New car registration figures for April 2020 reflect COVID-19’s impact upon the automotive industry here in the UK, and our neighbours across the Channel are facing similar problems. Four automotive industry associations have now stepped forward with a plan to ensure a strong restart of the sector and the economy at large.
As far as the European Automobile Manufacturers Association (ACEA) is concerned, we can count Brexit as occurring from the start of this year – the association has already removed the UK from its passenger car registration figures for January 2020. Registrations for the slimmed-down EU27 region fell 7.5 per cent year-on-year, to 956,779 units. Registrations fell by a similar level on our side of the channel, with figures from the Society of Motor Manufacturers and Traders (SMMT) showing a 7.3 per cent decline in January, to 149,279 units.
Commercial vehicle registrations dropped both in the UK and the EU in September, according to figures published by the European Automobile Manufacturers Association (ACEA). Total commercial new commercial vehicle registrations in the UK fell 22.0 per cent year-on-year to 47,074 units. This was the largest decline seen in a major market, and no doubt driven in part by continued Brexit uncertainty. Across the EU as a whole, total new commercial vehicle registrations decreased 10.0 per cent year-on-year to 191,588 units.
With just over one month to go before the UK is due to leave the EU, the European automotive industry today made a united call for the UK and the EU to avoid a ‘no deal’ Brexit scenario. The lead organisations representing vehicle and parts manufacturers across the EU, the European Automobile Manufacturers Association (ACEA) and European Association of Automotive Suppliers (CLEPA), have joined forces with 21 national associations, including the UK’s Society of Motor Manufacturers and Traders (SMMT), to stress the impact a ‘no deal’ Brexit would have on what they call “one of Europe’s most valuable economic assets.”
A lack of recharging and refuelling infrastructure suitable for electric and other alternatively-powered trucks across the EU threatens CO2 targets, the European Automobile Manufacturers’ Association (ACEA) states. The ACEA has published new data on public charge points ahead of a meeting on Europe’s first-ever CO2 targets for trucks, producing a chart to demonstrate its findings.
Although UK commercial vehicle registrations for the year through to the end of October are still lower than for the same period of last year, the European Automobile Manufacturers Association (ACEA) reports a 10.9 per cent year-on-year increase for the month of October, with a total of 33,781 new registrations of commercial vehicles up to 16 tonnes.
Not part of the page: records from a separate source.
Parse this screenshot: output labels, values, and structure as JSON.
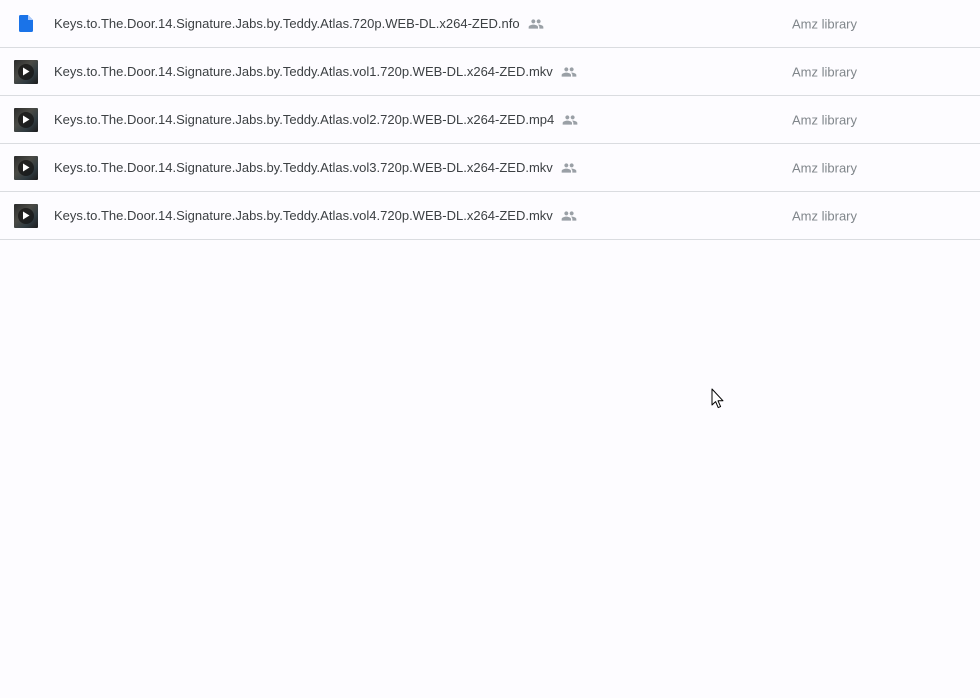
{
  "files": [
    {
      "name": "Keys.to.The.Door.14.Signature.Jabs.by.Teddy.Atlas.720p.WEB-DL.x264-ZED.nfo",
      "type_icon": "doc-icon",
      "shared": true,
      "location": "Amz library"
    },
    {
      "name": "Keys.to.The.Door.14.Signature.Jabs.by.Teddy.Atlas.vol1.720p.WEB-DL.x264-ZED.mkv",
      "type_icon": "video-thumbnail-icon",
      "shared": true,
      "location": "Amz library"
    },
    {
      "name": "Keys.to.The.Door.14.Signature.Jabs.by.Teddy.Atlas.vol2.720p.WEB-DL.x264-ZED.mp4",
      "type_icon": "video-thumbnail-icon",
      "shared": true,
      "location": "Amz library"
    },
    {
      "name": "Keys.to.The.Door.14.Signature.Jabs.by.Teddy.Atlas.vol3.720p.WEB-DL.x264-ZED.mkv",
      "type_icon": "video-thumbnail-icon",
      "shared": true,
      "location": "Amz library"
    },
    {
      "name": "Keys.to.The.Door.14.Signature.Jabs.by.Teddy.Atlas.vol4.720p.WEB-DL.x264-ZED.mkv",
      "type_icon": "video-thumbnail-icon",
      "shared": true,
      "location": "Amz library"
    }
  ],
  "colors": {
    "doc_icon": "#1a73e8",
    "shared_icon": "#9aa0a6",
    "text": "#3c4043",
    "secondary_text": "#80868b",
    "divider": "#dadce0",
    "background": "#fdfcff"
  }
}
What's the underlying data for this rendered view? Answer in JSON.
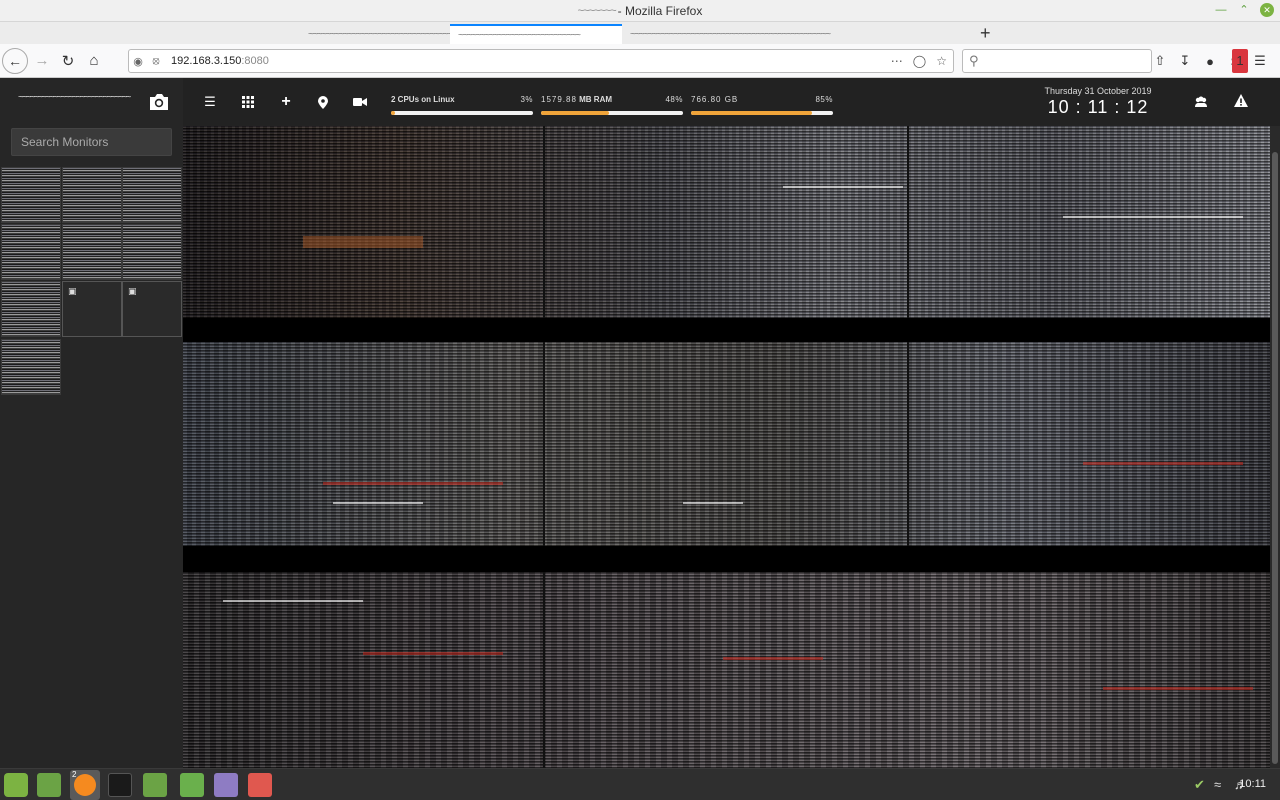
{
  "window": {
    "title": "- Mozilla Firefox",
    "title_prefix_scribble": "~~~~~~~"
  },
  "tabs": [
    {
      "label": "~~~~~~~~~~~~~~~~~~~~~~~~~~~~~~~~~~~",
      "active": false
    },
    {
      "label": "~~~~~~~~~~~~~~~~~~~~~~~~~~~~",
      "active": true
    },
    {
      "label": "~~~~~~~~~~~~~~~~~~~~~~~~~~~~~~~~~~~~~~~~~~~~~~",
      "active": false
    }
  ],
  "navbar": {
    "url_host": "192.168.3.150",
    "url_port": ":8080",
    "search_placeholder": "",
    "extension_badge": "1"
  },
  "sidebar": {
    "brand": "~~~~~~~~~~~~~~~~~~~~~~~~~~~~~",
    "search_placeholder": "Search Monitors"
  },
  "stats": [
    {
      "label": "2 CPUs on Linux",
      "bold": true,
      "percent_text": "3%",
      "fraction": 0.03
    },
    {
      "label": "1579.88",
      "label_suffix": " MB RAM",
      "bold": false,
      "percent_text": "48%",
      "fraction": 0.48
    },
    {
      "label": "766.80 GB",
      "bold": false,
      "percent_text": "85%",
      "fraction": 0.85
    }
  ],
  "clock": {
    "date": "Thursday 31 October 2019",
    "time": "10 : 11 : 12"
  },
  "taskbar": {
    "time": "10:11",
    "firefox_badge": "2"
  },
  "colors": {
    "accent": "#f0a43a",
    "page_bg": "#222222",
    "sidebar_bg": "#262626",
    "mint_green": "#7cb342"
  },
  "icons": [
    "snapshot-camera-icon",
    "menu-icon",
    "grid-icon",
    "add-icon",
    "map-pin-icon",
    "video-camera-icon",
    "users-icon",
    "alert-icon"
  ]
}
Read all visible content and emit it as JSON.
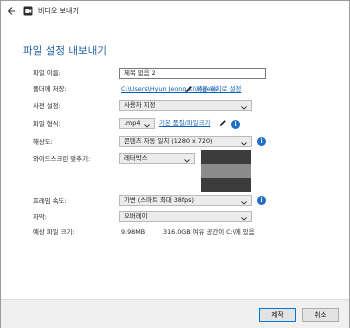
{
  "window": {
    "title": "비디오 보내기"
  },
  "page": {
    "heading": "파일 설정 내보내기"
  },
  "fields": {
    "filename": {
      "label": "파일 이름:",
      "value": "제목 없음 2"
    },
    "save_folder": {
      "label": "폴더에 저장:",
      "path": "C:\\Users\\Hyun Jeong Ki\\Videos",
      "reset_link": "기본 위치로 설정"
    },
    "preset": {
      "label": "사전 설정:",
      "value": "사용자 지정"
    },
    "format": {
      "label": "파일 형식:",
      "value": ".mp4",
      "quality_link": "기본 품질/파일크기"
    },
    "resolution": {
      "label": "해상도:",
      "value": "콘텐츠 자동 일치 (1280 x 720)"
    },
    "widescreen": {
      "label": "와이드스크린 맞추기:",
      "value": "레터박스"
    },
    "framerate": {
      "label": "프레임 속도:",
      "value": "가변 (스마트 최대 38fps)"
    },
    "subtitles": {
      "label": "자막:",
      "value": "오버레이"
    },
    "estimate": {
      "label": "예상 파일 크기:",
      "size": "9.98MB",
      "free_space": "316.0GB 여유 공간이 C:\\에 있음"
    }
  },
  "buttons": {
    "export": "제작",
    "cancel": "취소"
  },
  "colors": {
    "accent": "#1f6fc4",
    "heading": "#1f5e9c",
    "link": "#0a5fb4"
  },
  "icons": [
    "back-arrow-icon",
    "app-icon",
    "pencil-icon",
    "info-icon",
    "chevron-down-icon"
  ]
}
Across the European Union, a total of 221,514 commercial vehicles were newly-registered during the month, 6.9 per cent more than in October 2017.
Years ago it was easy. You did not have to worry about the right motor oil because the same oil was suitable for almost all cars. This is totally different today. Oliver Kuhn, deputy manager of the Liqui Moly oil laboratory, explains why there is no longer a universal motor oil.
The EU passenger car market returned to growth in April 2018 after demand declined in March. According to figures released by the European Automobile Manufacturers Association, a total of 1,206,273 passenger cars were registered last month, a year-on-year growth of 9.6 per cent. Growth in the UK market exceeded the European average, rising 10.4 per cent year-on-year to 167,911 new registrations.